(Excerpts from an interface dataset)
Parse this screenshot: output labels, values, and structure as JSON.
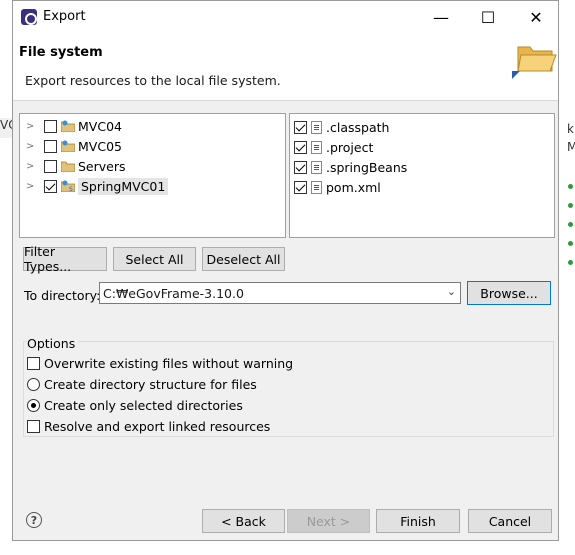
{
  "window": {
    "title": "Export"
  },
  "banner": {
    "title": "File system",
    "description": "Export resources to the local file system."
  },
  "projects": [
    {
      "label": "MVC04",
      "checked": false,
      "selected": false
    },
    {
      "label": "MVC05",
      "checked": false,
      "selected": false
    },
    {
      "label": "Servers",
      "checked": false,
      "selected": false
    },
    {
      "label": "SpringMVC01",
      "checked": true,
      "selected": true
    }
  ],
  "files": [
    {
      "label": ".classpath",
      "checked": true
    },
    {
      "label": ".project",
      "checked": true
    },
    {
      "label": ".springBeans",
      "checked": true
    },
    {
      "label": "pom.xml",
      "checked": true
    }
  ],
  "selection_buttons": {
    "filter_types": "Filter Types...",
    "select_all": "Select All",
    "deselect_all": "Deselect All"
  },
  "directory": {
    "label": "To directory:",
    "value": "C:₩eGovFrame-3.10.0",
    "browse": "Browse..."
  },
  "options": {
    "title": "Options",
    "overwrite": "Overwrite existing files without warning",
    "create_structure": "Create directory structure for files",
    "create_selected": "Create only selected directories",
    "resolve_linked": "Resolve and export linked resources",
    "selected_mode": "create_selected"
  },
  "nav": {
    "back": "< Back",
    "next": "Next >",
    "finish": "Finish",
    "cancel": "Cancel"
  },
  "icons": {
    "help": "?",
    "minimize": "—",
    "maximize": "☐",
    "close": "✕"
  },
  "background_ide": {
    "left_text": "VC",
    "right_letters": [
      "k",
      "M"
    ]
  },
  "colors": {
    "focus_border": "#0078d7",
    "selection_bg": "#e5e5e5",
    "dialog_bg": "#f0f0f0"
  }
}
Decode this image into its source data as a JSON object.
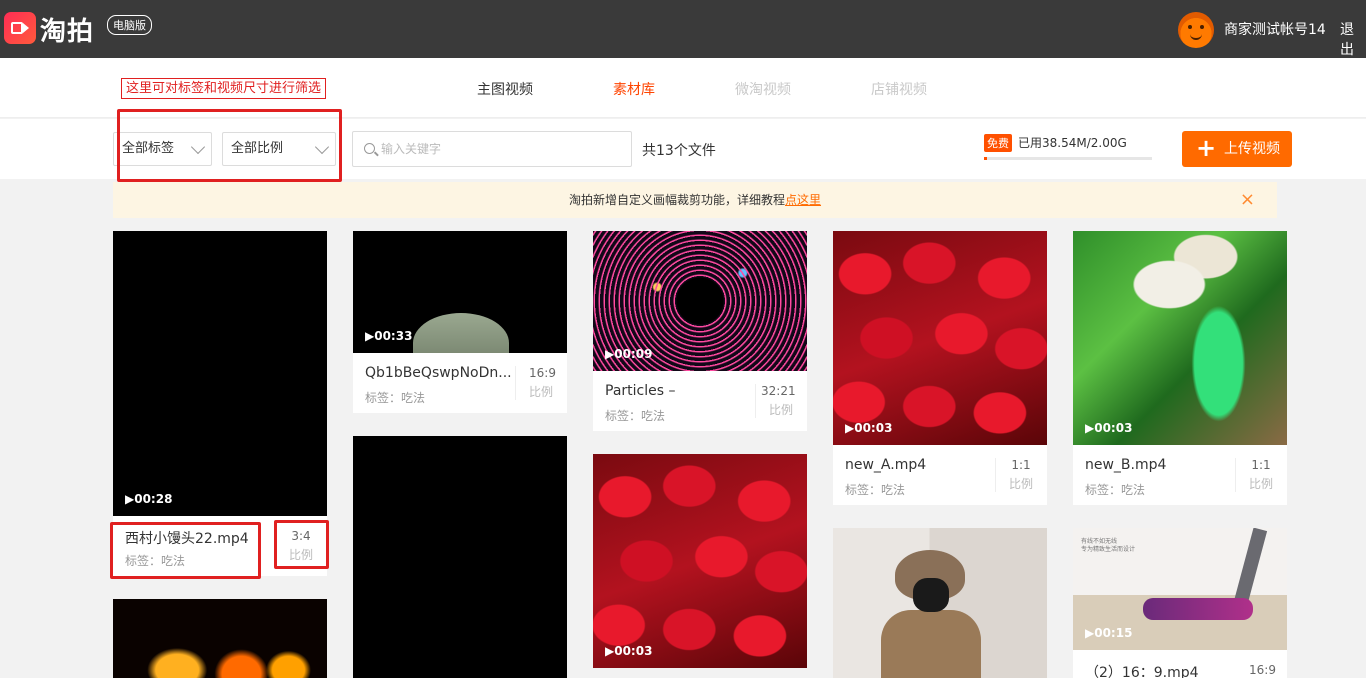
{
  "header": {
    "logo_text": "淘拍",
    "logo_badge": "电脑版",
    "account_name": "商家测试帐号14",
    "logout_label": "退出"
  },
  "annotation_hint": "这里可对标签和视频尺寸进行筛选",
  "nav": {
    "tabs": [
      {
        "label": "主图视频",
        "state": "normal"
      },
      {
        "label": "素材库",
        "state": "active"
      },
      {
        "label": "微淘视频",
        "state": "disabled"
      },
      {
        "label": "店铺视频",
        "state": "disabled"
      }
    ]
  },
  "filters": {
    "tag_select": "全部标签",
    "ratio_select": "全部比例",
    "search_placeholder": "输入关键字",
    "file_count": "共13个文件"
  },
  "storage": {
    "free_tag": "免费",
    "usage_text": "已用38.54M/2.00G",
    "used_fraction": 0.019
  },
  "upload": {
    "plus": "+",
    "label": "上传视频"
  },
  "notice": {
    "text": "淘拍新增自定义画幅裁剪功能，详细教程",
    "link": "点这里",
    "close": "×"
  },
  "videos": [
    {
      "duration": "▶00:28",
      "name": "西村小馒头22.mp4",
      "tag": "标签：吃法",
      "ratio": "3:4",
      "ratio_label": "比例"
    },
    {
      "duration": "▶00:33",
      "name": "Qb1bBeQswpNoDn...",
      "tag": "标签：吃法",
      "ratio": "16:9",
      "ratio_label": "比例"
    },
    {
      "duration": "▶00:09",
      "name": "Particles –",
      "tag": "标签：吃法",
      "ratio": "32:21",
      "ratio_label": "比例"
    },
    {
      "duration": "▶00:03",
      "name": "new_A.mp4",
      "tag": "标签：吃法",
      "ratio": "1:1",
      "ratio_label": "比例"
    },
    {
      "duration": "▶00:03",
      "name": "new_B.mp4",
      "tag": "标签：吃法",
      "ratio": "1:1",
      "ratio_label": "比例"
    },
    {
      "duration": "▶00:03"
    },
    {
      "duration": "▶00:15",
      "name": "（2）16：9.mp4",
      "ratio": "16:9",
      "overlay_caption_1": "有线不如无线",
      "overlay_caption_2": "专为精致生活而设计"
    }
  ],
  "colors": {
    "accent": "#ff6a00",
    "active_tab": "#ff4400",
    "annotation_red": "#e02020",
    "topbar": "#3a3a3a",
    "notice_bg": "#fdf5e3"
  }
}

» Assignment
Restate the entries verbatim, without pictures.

» Finished task
Parse this screenshot: output labels, values, and structure as JSON.
{
  "window": {
    "title": "Export"
  },
  "banner": {
    "title": "File system",
    "description": "Export resources to the local file system."
  },
  "projects": [
    {
      "label": "MVC04",
      "checked": false,
      "selected": false
    },
    {
      "label": "MVC05",
      "checked": false,
      "selected": false
    },
    {
      "label": "Servers",
      "checked": false,
      "selected": false
    },
    {
      "label": "SpringMVC01",
      "checked": true,
      "selected": true
    }
  ],
  "files": [
    {
      "label": ".classpath",
      "checked": true
    },
    {
      "label": ".project",
      "checked": true
    },
    {
      "label": ".springBeans",
      "checked": true
    },
    {
      "label": "pom.xml",
      "checked": true
    }
  ],
  "selection_buttons": {
    "filter_types": "Filter Types...",
    "select_all": "Select All",
    "deselect_all": "Deselect All"
  },
  "directory": {
    "label": "To directory:",
    "value": "C:₩eGovFrame-3.10.0",
    "browse": "Browse..."
  },
  "options": {
    "title": "Options",
    "overwrite": "Overwrite existing files without warning",
    "create_structure": "Create directory structure for files",
    "create_selected": "Create only selected directories",
    "resolve_linked": "Resolve and export linked resources",
    "selected_mode": "create_selected"
  },
  "nav": {
    "back": "< Back",
    "next": "Next >",
    "finish": "Finish",
    "cancel": "Cancel"
  },
  "icons": {
    "help": "?",
    "minimize": "—",
    "maximize": "☐",
    "close": "✕"
  },
  "background_ide": {
    "left_text": "VC",
    "right_letters": [
      "k",
      "M"
    ]
  },
  "colors": {
    "focus_border": "#0078d7",
    "selection_bg": "#e5e5e5",
    "dialog_bg": "#f0f0f0"
  }
}
Decode this image into its source data as a JSON object.
{
  "header": {
    "logo_text": "淘拍",
    "logo_badge": "电脑版",
    "account_name": "商家测试帐号14",
    "logout_label": "退出"
  },
  "annotation_hint": "这里可对标签和视频尺寸进行筛选",
  "nav": {
    "tabs": [
      {
        "label": "主图视频",
        "state": "normal"
      },
      {
        "label": "素材库",
        "state": "active"
      },
      {
        "label": "微淘视频",
        "state": "disabled"
      },
      {
        "label": "店铺视频",
        "state": "disabled"
      }
    ]
  },
  "filters": {
    "tag_select": "全部标签",
    "ratio_select": "全部比例",
    "search_placeholder": "输入关键字",
    "file_count": "共13个文件"
  },
  "storage": {
    "free_tag": "免费",
    "usage_text": "已用38.54M/2.00G",
    "used_fraction": 0.019
  },
  "upload": {
    "plus": "+",
    "label": "上传视频"
  },
  "notice": {
    "text": "淘拍新增自定义画幅裁剪功能，详细教程",
    "link": "点这里",
    "close": "×"
  },
  "videos": [
    {
      "duration": "▶00:28",
      "name": "西村小馒头22.mp4",
      "tag": "标签：吃法",
      "ratio": "3:4",
      "ratio_label": "比例"
    },
    {
      "duration": "▶00:33",
      "name": "Qb1bBeQswpNoDn...",
      "tag": "标签：吃法",
      "ratio": "16:9",
      "ratio_label": "比例"
    },
    {
      "duration": "▶00:09",
      "name": "Particles –",
      "tag": "标签：吃法",
      "ratio": "32:21",
      "ratio_label": "比例"
    },
    {
      "duration": "▶00:03",
      "name": "new_A.mp4",
      "tag": "标签：吃法",
      "ratio": "1:1",
      "ratio_label": "比例"
    },
    {
      "duration": "▶00:03",
      "name": "new_B.mp4",
      "tag": "标签：吃法",
      "ratio": "1:1",
      "ratio_label": "比例"
    },
    {
      "duration": "▶00:03"
    },
    {
      "duration": "▶00:15",
      "name": "（2）16：9.mp4",
      "ratio": "16:9",
      "overlay_caption_1": "有线不如无线",
      "overlay_caption_2": "专为精致生活而设计"
    }
  ],
  "colors": {
    "accent": "#ff6a00",
    "active_tab": "#ff4400",
    "annotation_red": "#e02020",
    "topbar": "#3a3a3a",
    "notice_bg": "#fdf5e3"
  }
}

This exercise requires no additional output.